Prime ministerial dominance is facilitated by the predominance of leadership and leadership and prime ministerial dominance seem to be interdependent and mutually facilitatory. Hefferman claims that the dominance of the prime minister arises from the fact that the prime minister has access to many institutional and personal resources and power tools that give him a dominant role within the polity. The resources available to a minister and especially the prime minister define his power thus greater resources signify more power and fewer resources would indicate less power. Thus resources given to the core executive and the prime minister within a polity, for instance in the British polity would grant the prime minister and his cabinet with intra executive authority and influence and also help them with an opportunity to be stringer through exercising greater power.
James (2004) highlights the challenges faced by the members of the core executive for steering and coordinating public activity and in undertaking strategic function of political governance in keeping with social demands. Considering the core executive within the UK government, especially the Treasury, the tools of governance could be delineated. In this case Public Service agreements or PSAs are used as unique tools of governance focused on improvement of public services. Thus core executives use specific tools to provide quality services to the public and these tools of governance are focused on information about performance, improved setting and incentive effects focused on ministers and officials through a system of performance targets in which if targets are achieved, proper performance rewards are given. The core executive thus helps in determining the level of performance as also the quality of services. The powers and priorities are now considerably focused on Prime Minister's office and the cabinet office suggesting some sort of centralization of power within the British polity. Governance monitoring and assessment have improved considerably although there may be misleading reports on progress towards government goals. The relationship between governance, assessment of performance and expenditure concerns have opened up discussion between departments that focus on priorities although ministerial responsibility for performance has been limited. The core executive sets the target yet targets are seen as minimum pledges of performance rather than tools for improving performance. James highlights the importance of core executives suggesting that the PSA system is in danger as there are frequent changes to principles of governance and also inadequate representation of performance in certain areas of governance.

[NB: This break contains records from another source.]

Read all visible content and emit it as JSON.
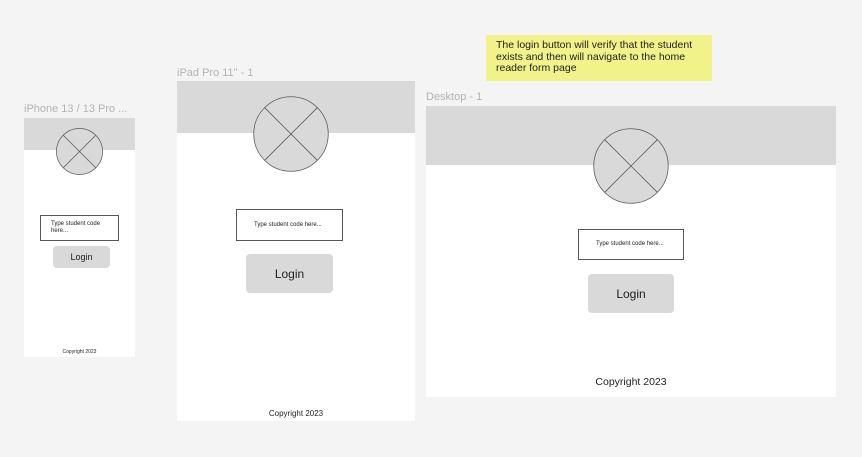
{
  "frames": {
    "iphone": {
      "label": "iPhone 13 / 13 Pro ...",
      "input_placeholder": "Type student code here...",
      "login_label": "Login",
      "copyright": "Copyright 2023"
    },
    "ipad": {
      "label": "iPad Pro 11\" - 1",
      "input_placeholder": "Type student code here...",
      "login_label": "Login",
      "copyright": "Copyright 2023"
    },
    "desktop": {
      "label": "Desktop - 1",
      "input_placeholder": "Type student code here...",
      "login_label": "Login",
      "copyright": "Copyright 2023"
    }
  },
  "sticky_note": {
    "text": "The login button will verify that the student exists and then will navigate to the home reader form page"
  },
  "colors": {
    "canvas": "#f4f4f4",
    "frame_bg": "#ffffff",
    "header_band": "#d9d9d9",
    "button": "#d9d9d9",
    "note": "#f2f28a"
  }
}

Marsh et al (2003) emphasise further the concept of the core executive using the asymmetric power model to explain the British political system. They point out that the Differentiate Polity Model or DPM by Rhodes has it own flaws as it seems to overstress the diffuse nature of power. Marsh et al contend that the balance of power in the British